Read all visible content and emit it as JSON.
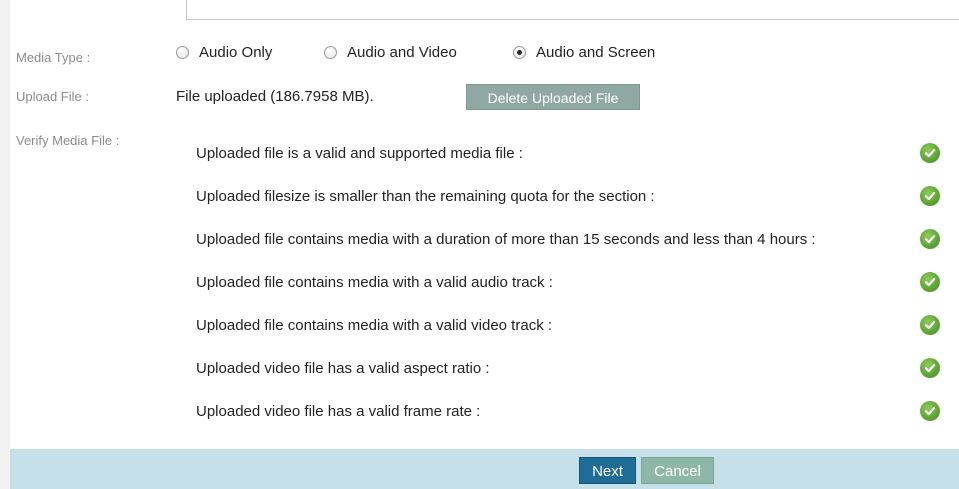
{
  "labels": {
    "media_type": "Media Type :",
    "upload_file": "Upload File :",
    "verify_media_file": "Verify Media File :"
  },
  "media_type": {
    "selected": "Audio and Screen",
    "options": [
      "Audio Only",
      "Audio and Video",
      "Audio and Screen"
    ]
  },
  "upload": {
    "status": "File uploaded (186.7958 MB).",
    "delete_label": "Delete Uploaded File"
  },
  "checks": [
    {
      "text": "Uploaded file is a valid and supported media file :",
      "passed": true
    },
    {
      "text": "Uploaded filesize is smaller than the remaining quota for the section :",
      "passed": true
    },
    {
      "text": "Uploaded file contains media with a duration of more than 15 seconds and less than 4 hours :",
      "passed": true
    },
    {
      "text": "Uploaded file contains media with a valid audio track :",
      "passed": true
    },
    {
      "text": "Uploaded file contains media with a valid video track :",
      "passed": true
    },
    {
      "text": "Uploaded video file has a valid aspect ratio :",
      "passed": true
    },
    {
      "text": "Uploaded video file has a valid frame rate :",
      "passed": true
    }
  ],
  "footer": {
    "next_label": "Next",
    "cancel_label": "Cancel"
  },
  "colors": {
    "check_green": "#5ea236",
    "footer_bg": "#c6e0ea",
    "next_bg": "#1f6c96",
    "cancel_bg": "#8fb7a8",
    "delete_bg": "#8fa8a3"
  },
  "icons": {
    "check": "check-circle-icon"
  }
}
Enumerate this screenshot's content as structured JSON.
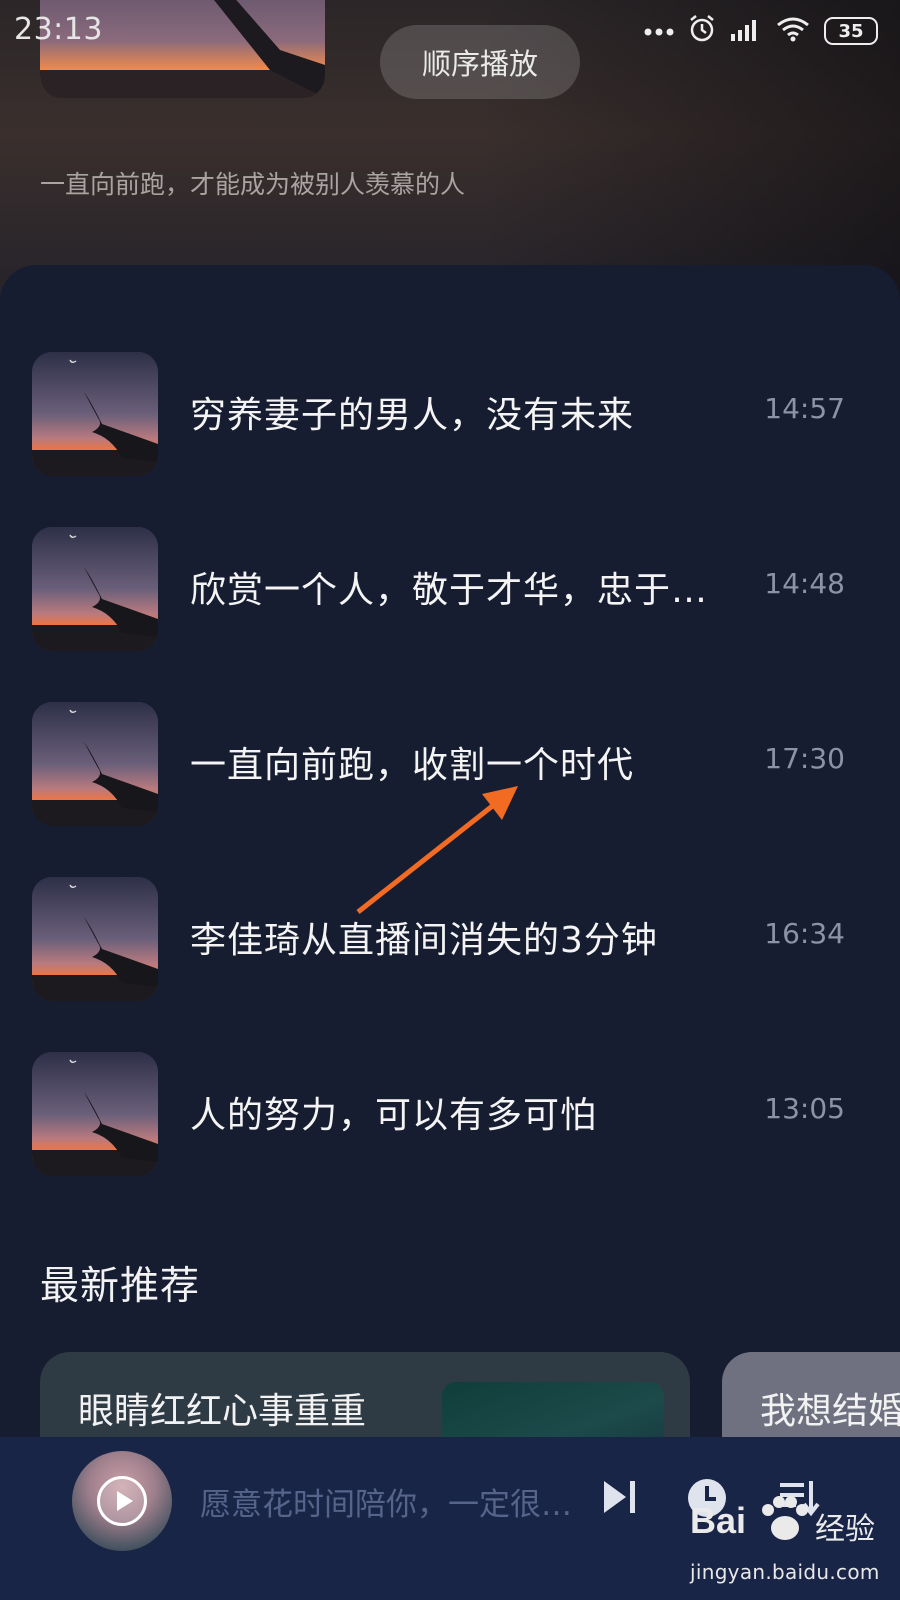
{
  "status_bar": {
    "time": "23:13",
    "battery": "35",
    "icons": [
      "more-dots-icon",
      "alarm-icon",
      "signal-icon",
      "wifi-icon",
      "battery-icon"
    ]
  },
  "header": {
    "play_order_label": "顺序播放",
    "description": "一直向前跑，才能成为被别人羡慕的人"
  },
  "episodes": [
    {
      "title": "穷养妻子的男人，没有未来",
      "duration": "14:57"
    },
    {
      "title": "欣赏一个人，敬于才华，忠于…",
      "duration": "14:48"
    },
    {
      "title": "一直向前跑，收割一个时代",
      "duration": "17:30"
    },
    {
      "title": "李佳琦从直播间消失的3分钟",
      "duration": "16:34"
    },
    {
      "title": "人的努力，可以有多可怕",
      "duration": "13:05"
    }
  ],
  "recommendations": {
    "section_title": "最新推荐",
    "cards": [
      {
        "title": "眼睛红红心事重重"
      },
      {
        "title": "我想结婚"
      }
    ]
  },
  "player": {
    "now_playing": "愿意花时间陪你，一定很…",
    "icons": [
      "play-icon",
      "next-track-icon",
      "timer-icon",
      "playlist-icon"
    ]
  },
  "watermark": {
    "logo": "Bai",
    "logo_suffix": "经验",
    "url": "jingyan.baidu.com"
  },
  "colors": {
    "panel_bg": "#171d31",
    "player_bg": "#192547",
    "annotation_arrow": "#f26b22"
  }
}
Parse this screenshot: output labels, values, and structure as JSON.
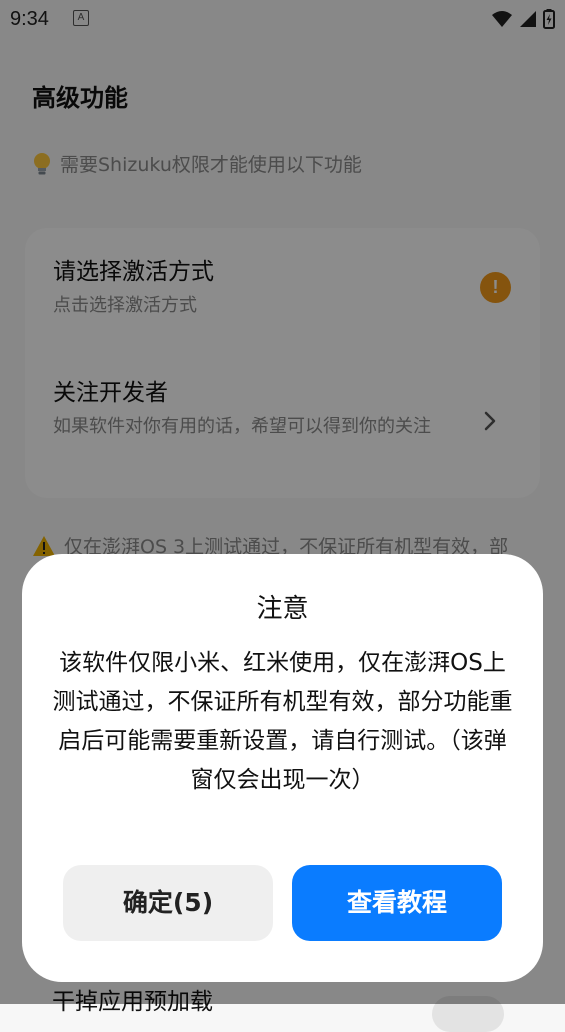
{
  "status_bar": {
    "time": "9:34",
    "notif_glyph": "A"
  },
  "page": {
    "title": "高级功能",
    "hint": "需要Shizuku权限才能使用以下功能",
    "hint_icon": "lightbulb-icon"
  },
  "card": {
    "items": [
      {
        "title": "请选择激活方式",
        "subtitle": "点击选择激活方式",
        "badge": "!"
      },
      {
        "title": "关注开发者",
        "subtitle": "如果软件对你有用的话，希望可以得到你的关注"
      }
    ]
  },
  "warning": {
    "text": "仅在澎湃OS 3上测试通过，不保证所有机型有效，部",
    "icon": "warning-icon"
  },
  "partial_item": {
    "title": "干掉应用预加载"
  },
  "dialog": {
    "title": "注意",
    "body": "该软件仅限小米、红米使用，仅在澎湃OS上测试通过，不保证所有机型有效，部分功能重启后可能需要重新设置，请自行测试。（该弹窗仅会出现一次）",
    "confirm_label": "确定(5)",
    "tutorial_label": "查看教程"
  },
  "colors": {
    "accent": "#0a7cff",
    "warning_badge": "#f29a1b",
    "secondary_text": "#8a8a8a",
    "overlay": "rgba(0,0,0,0.45)"
  }
}
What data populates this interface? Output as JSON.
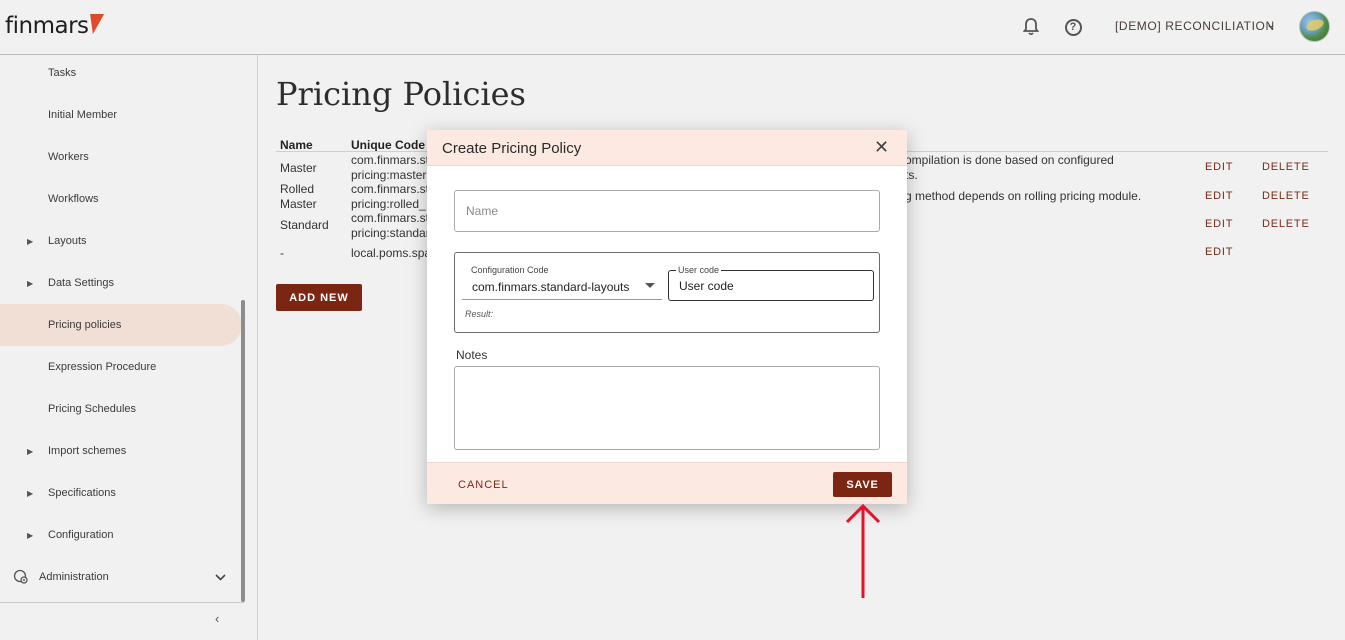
{
  "app": {
    "logo_text": "finmars",
    "workspace": "[DEMO] RECONCILIATION",
    "help_glyph": "?",
    "chevron_glyph": "⌄"
  },
  "sidebar": {
    "items": [
      {
        "label": "Tasks",
        "expandable": false
      },
      {
        "label": "Initial Member",
        "expandable": false
      },
      {
        "label": "Workers",
        "expandable": false
      },
      {
        "label": "Workflows",
        "expandable": false
      },
      {
        "label": "Layouts",
        "expandable": true
      },
      {
        "label": "Data Settings",
        "expandable": true
      },
      {
        "label": "Pricing policies",
        "expandable": false,
        "active": true
      },
      {
        "label": "Expression Procedure",
        "expandable": false
      },
      {
        "label": "Pricing Schedules",
        "expandable": false
      },
      {
        "label": "Import schemes",
        "expandable": true
      },
      {
        "label": "Specifications",
        "expandable": true
      },
      {
        "label": "Configuration",
        "expandable": true
      }
    ],
    "admin_label": "Administration",
    "caret_glyph": "▶",
    "collapse_glyph": "‹"
  },
  "main": {
    "title": "Pricing Policies",
    "columns": {
      "name": "Name",
      "unique_code": "Unique Code"
    },
    "rows": [
      {
        "name": "Master",
        "code_1": "com.finmars.st",
        "code_2": "pricing:master",
        "desc_1": "ompilation is done based on configured",
        "desc_2": "ts.",
        "edit": "EDIT",
        "delete": "DELETE"
      },
      {
        "name_1": "Rolled",
        "name_2": "Master",
        "code_1": "com.finmars.st",
        "code_2": "pricing:rolled_",
        "desc_1": "g method depends on rolling pricing module.",
        "edit": "EDIT",
        "delete": "DELETE"
      },
      {
        "name": "Standard",
        "code_1": "com.finmars.st",
        "code_2": "pricing:standar",
        "edit": "EDIT",
        "delete": "DELETE"
      },
      {
        "name": "-",
        "code_1": "local.poms.spa",
        "edit": "EDIT"
      }
    ],
    "add_new": "ADD NEW"
  },
  "dialog": {
    "title": "Create Pricing Policy",
    "close_glyph": "✕",
    "name_placeholder": "Name",
    "config_code_label": "Configuration Code",
    "config_code_value": "com.finmars.standard-layouts",
    "user_code_label": "User code",
    "user_code_value": "User code",
    "result_label": "Result:",
    "notes_label": "Notes",
    "cancel": "CANCEL",
    "save": "SAVE"
  },
  "colors": {
    "accent": "#7a2612",
    "dialog_header_bg": "#fce9e2",
    "active_nav_bg": "#f1dfd6",
    "annotation_arrow": "#e8102b"
  }
}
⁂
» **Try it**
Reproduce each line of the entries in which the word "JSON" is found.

» **Solution to this task**
Read all visible content and emit it as JSON.
Enumerate this screenshot's content as structured JSON.
Parse this screenshot: output labels, values, and structure as JSON.
What data populates this interface? Output as JSON.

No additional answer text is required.